# Task details:
Every entry must come back exactly as it was given.

# Recorded data:
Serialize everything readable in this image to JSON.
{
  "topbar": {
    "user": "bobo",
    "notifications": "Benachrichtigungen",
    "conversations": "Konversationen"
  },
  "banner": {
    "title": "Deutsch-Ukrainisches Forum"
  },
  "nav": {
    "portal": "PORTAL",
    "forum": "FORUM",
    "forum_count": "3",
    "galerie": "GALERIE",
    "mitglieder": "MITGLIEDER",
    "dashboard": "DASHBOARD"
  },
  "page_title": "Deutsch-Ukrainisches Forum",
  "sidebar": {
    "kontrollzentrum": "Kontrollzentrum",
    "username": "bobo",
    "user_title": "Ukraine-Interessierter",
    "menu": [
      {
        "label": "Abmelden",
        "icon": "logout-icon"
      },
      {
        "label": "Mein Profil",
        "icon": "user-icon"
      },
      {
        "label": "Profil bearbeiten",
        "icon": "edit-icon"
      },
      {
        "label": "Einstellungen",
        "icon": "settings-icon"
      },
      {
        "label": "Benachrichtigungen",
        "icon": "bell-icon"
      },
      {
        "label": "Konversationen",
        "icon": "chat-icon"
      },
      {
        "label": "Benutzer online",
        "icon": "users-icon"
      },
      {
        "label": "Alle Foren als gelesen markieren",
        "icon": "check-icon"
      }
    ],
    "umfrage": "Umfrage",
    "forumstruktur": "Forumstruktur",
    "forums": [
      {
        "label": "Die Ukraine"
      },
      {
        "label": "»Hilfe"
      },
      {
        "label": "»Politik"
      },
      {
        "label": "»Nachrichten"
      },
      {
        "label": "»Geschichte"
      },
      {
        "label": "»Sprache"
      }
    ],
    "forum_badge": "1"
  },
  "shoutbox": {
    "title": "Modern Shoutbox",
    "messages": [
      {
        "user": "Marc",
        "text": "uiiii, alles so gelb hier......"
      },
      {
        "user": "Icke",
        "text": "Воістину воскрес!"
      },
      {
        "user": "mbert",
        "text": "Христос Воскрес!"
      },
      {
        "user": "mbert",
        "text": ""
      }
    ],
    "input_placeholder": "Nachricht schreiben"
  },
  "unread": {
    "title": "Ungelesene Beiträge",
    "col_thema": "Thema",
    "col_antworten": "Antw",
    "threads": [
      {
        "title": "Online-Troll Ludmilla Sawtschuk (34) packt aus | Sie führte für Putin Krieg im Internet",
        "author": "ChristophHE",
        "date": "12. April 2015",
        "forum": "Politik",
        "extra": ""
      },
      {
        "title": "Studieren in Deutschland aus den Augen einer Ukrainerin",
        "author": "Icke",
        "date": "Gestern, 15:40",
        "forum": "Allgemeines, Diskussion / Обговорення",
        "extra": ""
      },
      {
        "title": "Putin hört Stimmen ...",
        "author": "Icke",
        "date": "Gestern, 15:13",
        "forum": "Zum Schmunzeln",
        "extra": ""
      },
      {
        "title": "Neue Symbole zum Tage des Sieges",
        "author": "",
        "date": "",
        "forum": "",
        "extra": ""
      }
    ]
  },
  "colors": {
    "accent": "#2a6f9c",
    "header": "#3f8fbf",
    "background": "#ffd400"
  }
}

# Result of the task:
Serialize everything readable in this image to JSON.
{
  "topbar": {
    "user": "bobo",
    "notifications": "Benachrichtigungen",
    "conversations": "Konversationen"
  },
  "banner": {
    "title": "Deutsch-Ukrainisches Forum"
  },
  "nav": {
    "portal": "PORTAL",
    "forum": "FORUM",
    "forum_count": "3",
    "galerie": "GALERIE",
    "mitglieder": "MITGLIEDER",
    "dashboard": "DASHBOARD"
  },
  "page_title": "Deutsch-Ukrainisches Forum",
  "sidebar": {
    "kontrollzentrum": "Kontrollzentrum",
    "username": "bobo",
    "user_title": "Ukraine-Interessierter",
    "menu": [
      {
        "label": "Abmelden",
        "icon": "logout-icon"
      },
      {
        "label": "Mein Profil",
        "icon": "user-icon"
      },
      {
        "label": "Profil bearbeiten",
        "icon": "edit-icon"
      },
      {
        "label": "Einstellungen",
        "icon": "settings-icon"
      },
      {
        "label": "Benachrichtigungen",
        "icon": "bell-icon"
      },
      {
        "label": "Konversationen",
        "icon": "chat-icon"
      },
      {
        "label": "Benutzer online",
        "icon": "users-icon"
      },
      {
        "label": "Alle Foren als gelesen markieren",
        "icon": "check-icon"
      }
    ],
    "umfrage": "Umfrage",
    "forumstruktur": "Forumstruktur",
    "forums": [
      {
        "label": "Die Ukraine"
      },
      {
        "label": "»Hilfe"
      },
      {
        "label": "»Politik"
      },
      {
        "label": "»Nachrichten"
      },
      {
        "label": "»Geschichte"
      },
      {
        "label": "»Sprache"
      }
    ],
    "forum_badge": "1"
  },
  "shoutbox": {
    "title": "Modern Shoutbox",
    "messages": [
      {
        "user": "Marc",
        "text": "uiiii, alles so gelb hier......"
      },
      {
        "user": "Icke",
        "text": "Воістину воскрес!"
      },
      {
        "user": "mbert",
        "text": "Христос Воскрес!"
      },
      {
        "user": "mbert",
        "text": ""
      }
    ],
    "input_placeholder": "Nachricht schreiben"
  },
  "unread": {
    "title": "Ungelesene Beiträge",
    "col_thema": "Thema",
    "col_antworten": "Antw",
    "threads": [
      {
        "title": "Online-Troll Ludmilla Sawtschuk (34) packt aus | Sie führte für Putin Krieg im Internet",
        "author": "ChristophHE",
        "date": "12. April 2015",
        "forum": "Politik",
        "extra": ""
      },
      {
        "title": "Studieren in Deutschland aus den Augen einer Ukrainerin",
        "author": "Icke",
        "date": "Gestern, 15:40",
        "forum": "Allgemeines, Diskussion / Обговорення",
        "extra": ""
      },
      {
        "title": "Putin hört Stimmen ...",
        "author": "Icke",
        "date": "Gestern, 15:13",
        "forum": "Zum Schmunzeln",
        "extra": ""
      },
      {
        "title": "Neue Symbole zum Tage des Sieges",
        "author": "",
        "date": "",
        "forum": "",
        "extra": ""
      }
    ]
  },
  "colors": {
    "accent": "#2a6f9c",
    "header": "#3f8fbf",
    "background": "#ffd400"
  }
}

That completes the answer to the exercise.